Judge wonders why husband anxious to declare wife missing at sea dead

5:38 p.m Friday, Nov. 3, 2017 Local
Isabella Hellmann (left) and Lewis Bennett

A judge on Friday again refused to declare dead Isabella Hellmann, who went missing at sea nearly six months ago, expressing alarm at how quickly the woman’s husband wants to obtain her death certificate.

“People generally hope the other person is alive, and they wait as long as possible,” Palm Beach County Circuit Judge Kathleen Kroll told lawyers for the woman’s husband, 41-year-old Lewis Bennett. “The immediacy of this is concerning.”

Bennett’s wife, Isabella Hellman, vanished 30 miles off the coast of the Bahamas on May 15 aboard her husband’s catamaran. Since then, the U.S. Coast Guard and the FBI have launched missing persons investigations, and Bennett, 41, remains jailed after being indicted on charges that he transported as much as $100,000 in stolen coins.

One of Bennett’s lawyers, Edward Downey, said after Friday’s hearing that Bennett did wish Hellmann was alive.

Read The Post’s complete coverage of the disappearance of Isabella Hellmann

But he said that Hellmann’s Delray Beach condo, which is rightfully Bennett’s, is racking up unpaid homeowners’ association fees and could be lost.

“If you don’t pay those, the association can foreclose on your house,” Downey said. “Unless we can have that house marshalled and liquidated, it will be lost.”

But first, Downey believes Hellmann must be declared presumed dead.

To do that, Kroll said she needed testimony that Hellmann was on the boat, that the boat suffered some peril at sea, and that she did not suffer from any mental or financial crises by the time she left on the trip.

She told Downey that she has seen none of that.

“I don’t have any testimony that she was on the boat,” Kroll said. “I don’t have any testimony that there was any peril at sea. I have no testimony about the condition of the woman when she left.”

Bennett has said that he and Hellmann were in the Bahamas, on a delayed honeymoon sailing trip, when he awoke to find that his catamaran had struck something in the Atlantic near Cay Sol and was sinking, and that his wife was gone.

See a gallery of Coast Guard photos from the search for Isabella Hellmann

Bennett wrote to the U.S. Coast Guard within a day after it called off its search and requested, without success, a “letter of presumed death” for his wife of three months and the mother of their now nearly 15-month-old daughter. He later asked the local courts for the official declaration.

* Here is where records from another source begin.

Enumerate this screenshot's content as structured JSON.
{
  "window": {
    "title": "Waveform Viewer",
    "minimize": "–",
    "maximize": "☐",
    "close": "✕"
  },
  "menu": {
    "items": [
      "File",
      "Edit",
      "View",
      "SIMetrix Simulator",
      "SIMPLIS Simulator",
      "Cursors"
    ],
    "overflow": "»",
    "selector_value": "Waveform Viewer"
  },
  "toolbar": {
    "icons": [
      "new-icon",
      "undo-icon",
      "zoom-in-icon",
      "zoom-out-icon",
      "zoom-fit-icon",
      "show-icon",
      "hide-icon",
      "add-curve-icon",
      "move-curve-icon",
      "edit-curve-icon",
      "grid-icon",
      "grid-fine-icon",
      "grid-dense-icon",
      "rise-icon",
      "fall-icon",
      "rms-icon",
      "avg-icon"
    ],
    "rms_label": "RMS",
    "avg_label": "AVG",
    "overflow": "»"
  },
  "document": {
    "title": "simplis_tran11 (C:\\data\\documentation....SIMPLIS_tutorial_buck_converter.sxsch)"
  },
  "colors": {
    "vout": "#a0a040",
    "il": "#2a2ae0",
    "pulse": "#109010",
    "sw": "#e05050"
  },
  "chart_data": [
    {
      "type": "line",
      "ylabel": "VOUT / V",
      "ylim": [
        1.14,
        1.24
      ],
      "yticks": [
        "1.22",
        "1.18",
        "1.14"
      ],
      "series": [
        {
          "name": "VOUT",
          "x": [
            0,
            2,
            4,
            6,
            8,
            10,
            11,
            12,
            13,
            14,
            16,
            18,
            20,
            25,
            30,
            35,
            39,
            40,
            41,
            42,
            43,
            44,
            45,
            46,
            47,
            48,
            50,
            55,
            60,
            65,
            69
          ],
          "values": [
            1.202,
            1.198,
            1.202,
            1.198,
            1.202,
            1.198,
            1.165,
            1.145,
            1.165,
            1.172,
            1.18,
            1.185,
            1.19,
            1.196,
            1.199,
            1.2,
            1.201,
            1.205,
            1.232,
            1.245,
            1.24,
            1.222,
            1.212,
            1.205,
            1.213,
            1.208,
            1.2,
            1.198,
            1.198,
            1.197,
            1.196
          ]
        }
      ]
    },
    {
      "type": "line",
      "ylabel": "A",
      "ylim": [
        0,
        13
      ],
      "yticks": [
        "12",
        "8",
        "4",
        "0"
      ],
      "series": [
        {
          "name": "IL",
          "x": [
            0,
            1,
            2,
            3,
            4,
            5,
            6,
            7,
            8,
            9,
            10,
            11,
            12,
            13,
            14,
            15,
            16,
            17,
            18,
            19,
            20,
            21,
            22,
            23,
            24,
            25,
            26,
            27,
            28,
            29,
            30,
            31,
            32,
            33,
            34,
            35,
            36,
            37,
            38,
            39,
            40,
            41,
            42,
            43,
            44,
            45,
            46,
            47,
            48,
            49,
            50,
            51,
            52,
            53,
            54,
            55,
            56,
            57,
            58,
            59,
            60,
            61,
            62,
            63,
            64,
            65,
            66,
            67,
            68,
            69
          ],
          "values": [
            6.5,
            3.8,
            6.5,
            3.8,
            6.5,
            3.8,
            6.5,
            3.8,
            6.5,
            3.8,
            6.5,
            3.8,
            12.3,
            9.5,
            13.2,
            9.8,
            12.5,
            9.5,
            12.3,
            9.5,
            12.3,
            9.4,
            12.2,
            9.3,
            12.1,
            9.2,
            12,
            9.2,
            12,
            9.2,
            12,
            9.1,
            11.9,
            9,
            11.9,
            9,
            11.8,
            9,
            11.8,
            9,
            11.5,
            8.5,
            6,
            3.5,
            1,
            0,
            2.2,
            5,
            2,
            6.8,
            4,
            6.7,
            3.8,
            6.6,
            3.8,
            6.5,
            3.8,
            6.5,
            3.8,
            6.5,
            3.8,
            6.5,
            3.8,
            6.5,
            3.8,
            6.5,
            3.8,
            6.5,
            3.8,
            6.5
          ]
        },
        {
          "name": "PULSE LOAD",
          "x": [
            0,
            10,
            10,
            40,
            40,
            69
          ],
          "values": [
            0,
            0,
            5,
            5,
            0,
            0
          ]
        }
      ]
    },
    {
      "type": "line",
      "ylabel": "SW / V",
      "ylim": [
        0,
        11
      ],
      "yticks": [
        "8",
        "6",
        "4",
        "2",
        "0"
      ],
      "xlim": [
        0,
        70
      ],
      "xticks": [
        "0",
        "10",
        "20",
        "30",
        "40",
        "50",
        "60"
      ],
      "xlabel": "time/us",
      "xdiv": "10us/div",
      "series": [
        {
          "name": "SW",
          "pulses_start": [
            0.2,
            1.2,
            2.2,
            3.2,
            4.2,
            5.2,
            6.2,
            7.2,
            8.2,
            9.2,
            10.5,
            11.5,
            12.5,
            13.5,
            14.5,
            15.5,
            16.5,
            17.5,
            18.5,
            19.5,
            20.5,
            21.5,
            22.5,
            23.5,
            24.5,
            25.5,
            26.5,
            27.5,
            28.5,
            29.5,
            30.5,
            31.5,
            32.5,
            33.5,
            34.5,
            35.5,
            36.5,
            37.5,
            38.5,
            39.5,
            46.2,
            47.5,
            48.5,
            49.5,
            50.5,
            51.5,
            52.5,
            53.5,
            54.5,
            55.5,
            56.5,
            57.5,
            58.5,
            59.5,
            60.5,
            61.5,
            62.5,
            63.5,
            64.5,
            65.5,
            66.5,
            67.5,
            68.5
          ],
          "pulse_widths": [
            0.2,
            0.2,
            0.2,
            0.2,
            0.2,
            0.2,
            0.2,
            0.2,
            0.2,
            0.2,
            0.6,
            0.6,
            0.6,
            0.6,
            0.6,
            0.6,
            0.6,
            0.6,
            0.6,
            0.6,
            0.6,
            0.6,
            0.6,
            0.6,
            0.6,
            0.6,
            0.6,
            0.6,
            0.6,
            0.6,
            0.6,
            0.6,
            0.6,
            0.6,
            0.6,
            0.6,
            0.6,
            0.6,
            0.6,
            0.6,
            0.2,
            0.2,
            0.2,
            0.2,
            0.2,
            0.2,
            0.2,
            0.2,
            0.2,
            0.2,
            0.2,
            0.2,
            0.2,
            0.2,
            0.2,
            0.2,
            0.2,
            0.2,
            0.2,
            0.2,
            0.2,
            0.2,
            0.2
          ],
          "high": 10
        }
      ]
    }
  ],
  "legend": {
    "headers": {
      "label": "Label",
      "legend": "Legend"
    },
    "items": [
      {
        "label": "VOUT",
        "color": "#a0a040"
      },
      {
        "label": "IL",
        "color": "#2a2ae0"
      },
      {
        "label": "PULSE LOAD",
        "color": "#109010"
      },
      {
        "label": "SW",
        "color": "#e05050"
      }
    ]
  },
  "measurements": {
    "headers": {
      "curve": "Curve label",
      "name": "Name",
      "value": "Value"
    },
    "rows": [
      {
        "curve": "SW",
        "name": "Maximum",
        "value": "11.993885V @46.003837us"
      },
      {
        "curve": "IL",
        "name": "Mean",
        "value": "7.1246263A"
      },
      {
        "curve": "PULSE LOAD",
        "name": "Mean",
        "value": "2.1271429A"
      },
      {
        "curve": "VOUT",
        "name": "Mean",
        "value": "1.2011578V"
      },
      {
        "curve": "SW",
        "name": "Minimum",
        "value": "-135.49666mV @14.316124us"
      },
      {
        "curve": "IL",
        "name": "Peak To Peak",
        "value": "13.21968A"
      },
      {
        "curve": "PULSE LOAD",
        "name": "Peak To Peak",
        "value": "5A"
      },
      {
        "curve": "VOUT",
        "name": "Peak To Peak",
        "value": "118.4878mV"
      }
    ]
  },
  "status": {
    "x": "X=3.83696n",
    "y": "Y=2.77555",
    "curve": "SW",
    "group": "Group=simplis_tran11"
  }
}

The Coast Guard called off its ocean search for Hellmann after four days. Neither the FBI nor the Coast Guard has said whether it suspects foul play in Hellmann’s disappearance.